● **AIM OF THE EXERCISE**:
Return, from the data below, each line that contains the word "this".

● **RECORDS TO PROCESS**:
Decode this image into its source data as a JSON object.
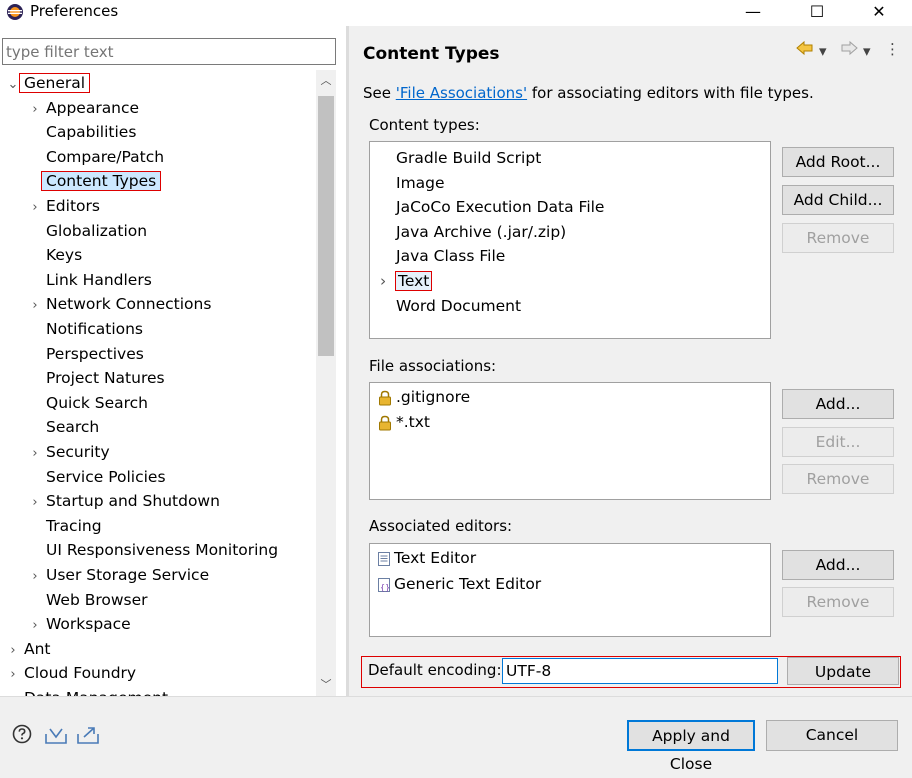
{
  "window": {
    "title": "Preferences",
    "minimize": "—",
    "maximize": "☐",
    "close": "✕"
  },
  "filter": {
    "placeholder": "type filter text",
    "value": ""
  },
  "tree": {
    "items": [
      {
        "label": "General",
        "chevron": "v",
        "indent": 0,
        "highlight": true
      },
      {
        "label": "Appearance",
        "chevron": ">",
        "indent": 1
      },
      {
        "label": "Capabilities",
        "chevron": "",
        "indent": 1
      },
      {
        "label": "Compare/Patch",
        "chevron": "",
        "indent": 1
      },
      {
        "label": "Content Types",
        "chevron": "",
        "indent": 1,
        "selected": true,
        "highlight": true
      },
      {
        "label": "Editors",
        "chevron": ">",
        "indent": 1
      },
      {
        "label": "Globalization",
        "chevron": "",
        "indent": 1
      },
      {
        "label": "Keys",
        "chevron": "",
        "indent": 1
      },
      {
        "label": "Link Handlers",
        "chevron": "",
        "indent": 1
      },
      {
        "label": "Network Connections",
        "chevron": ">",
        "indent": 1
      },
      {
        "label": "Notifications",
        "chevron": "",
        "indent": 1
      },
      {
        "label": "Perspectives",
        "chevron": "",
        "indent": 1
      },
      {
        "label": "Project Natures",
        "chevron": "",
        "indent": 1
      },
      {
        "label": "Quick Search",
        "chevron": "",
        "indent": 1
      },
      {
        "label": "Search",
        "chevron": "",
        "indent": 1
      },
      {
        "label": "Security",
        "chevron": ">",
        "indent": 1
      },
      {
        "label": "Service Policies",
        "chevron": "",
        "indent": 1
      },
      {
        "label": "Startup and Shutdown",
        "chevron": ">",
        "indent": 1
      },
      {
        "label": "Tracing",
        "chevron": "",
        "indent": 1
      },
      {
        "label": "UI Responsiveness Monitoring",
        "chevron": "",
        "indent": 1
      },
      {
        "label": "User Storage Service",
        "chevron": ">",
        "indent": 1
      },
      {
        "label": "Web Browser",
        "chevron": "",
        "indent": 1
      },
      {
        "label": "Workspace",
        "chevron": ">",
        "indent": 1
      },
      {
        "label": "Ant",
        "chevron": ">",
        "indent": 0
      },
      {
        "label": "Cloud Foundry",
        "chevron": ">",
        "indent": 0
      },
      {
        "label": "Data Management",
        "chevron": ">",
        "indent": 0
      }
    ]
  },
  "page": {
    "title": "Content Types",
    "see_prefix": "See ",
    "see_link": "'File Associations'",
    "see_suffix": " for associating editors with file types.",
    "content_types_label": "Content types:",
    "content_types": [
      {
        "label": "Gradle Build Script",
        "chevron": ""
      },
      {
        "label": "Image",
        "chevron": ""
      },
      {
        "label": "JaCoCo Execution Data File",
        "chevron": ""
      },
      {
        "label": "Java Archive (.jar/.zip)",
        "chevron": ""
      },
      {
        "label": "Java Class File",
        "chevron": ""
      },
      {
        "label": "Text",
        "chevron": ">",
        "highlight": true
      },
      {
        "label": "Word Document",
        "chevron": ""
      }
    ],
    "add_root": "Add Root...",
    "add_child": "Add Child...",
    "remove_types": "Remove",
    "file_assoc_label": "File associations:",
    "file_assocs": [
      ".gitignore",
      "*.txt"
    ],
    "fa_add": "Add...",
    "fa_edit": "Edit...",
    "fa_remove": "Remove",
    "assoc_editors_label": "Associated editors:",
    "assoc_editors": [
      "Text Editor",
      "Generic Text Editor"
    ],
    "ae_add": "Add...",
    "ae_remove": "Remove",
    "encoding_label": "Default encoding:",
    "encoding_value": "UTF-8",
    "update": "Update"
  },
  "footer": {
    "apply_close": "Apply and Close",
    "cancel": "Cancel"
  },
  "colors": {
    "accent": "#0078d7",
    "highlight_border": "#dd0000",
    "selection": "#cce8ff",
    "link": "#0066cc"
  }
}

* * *

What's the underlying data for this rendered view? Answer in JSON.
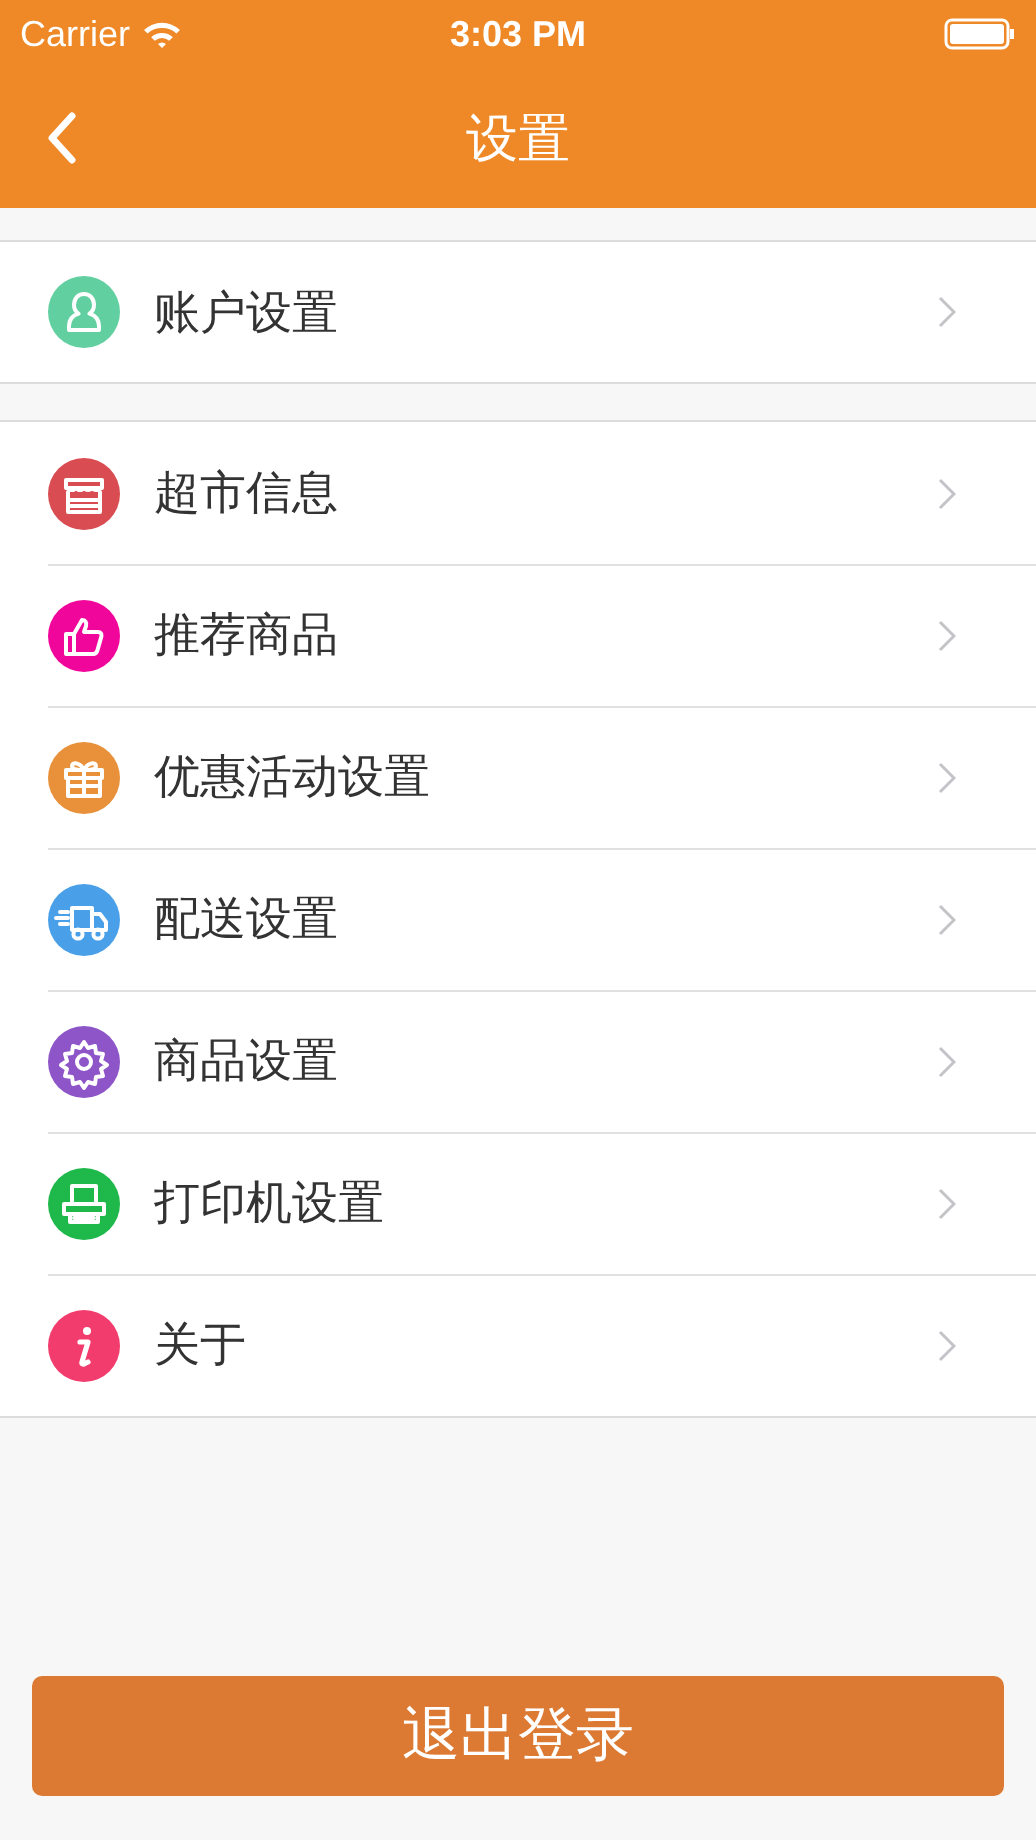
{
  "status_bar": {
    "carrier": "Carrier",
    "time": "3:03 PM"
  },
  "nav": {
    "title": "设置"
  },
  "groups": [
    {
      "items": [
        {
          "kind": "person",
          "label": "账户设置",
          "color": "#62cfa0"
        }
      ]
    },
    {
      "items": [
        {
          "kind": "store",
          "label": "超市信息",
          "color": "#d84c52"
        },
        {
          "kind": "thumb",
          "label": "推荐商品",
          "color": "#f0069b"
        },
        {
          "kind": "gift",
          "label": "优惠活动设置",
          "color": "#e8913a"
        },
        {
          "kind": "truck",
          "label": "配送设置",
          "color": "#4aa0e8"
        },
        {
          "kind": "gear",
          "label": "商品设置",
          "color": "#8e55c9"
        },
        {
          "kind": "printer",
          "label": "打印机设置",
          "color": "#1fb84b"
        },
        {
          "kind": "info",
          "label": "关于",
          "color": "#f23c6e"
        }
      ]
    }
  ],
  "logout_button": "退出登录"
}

● **TASK OUTPUT**:
Decode this image into its source data as a JSON object.
What's the underlying data for this rendered view? Answer in JSON.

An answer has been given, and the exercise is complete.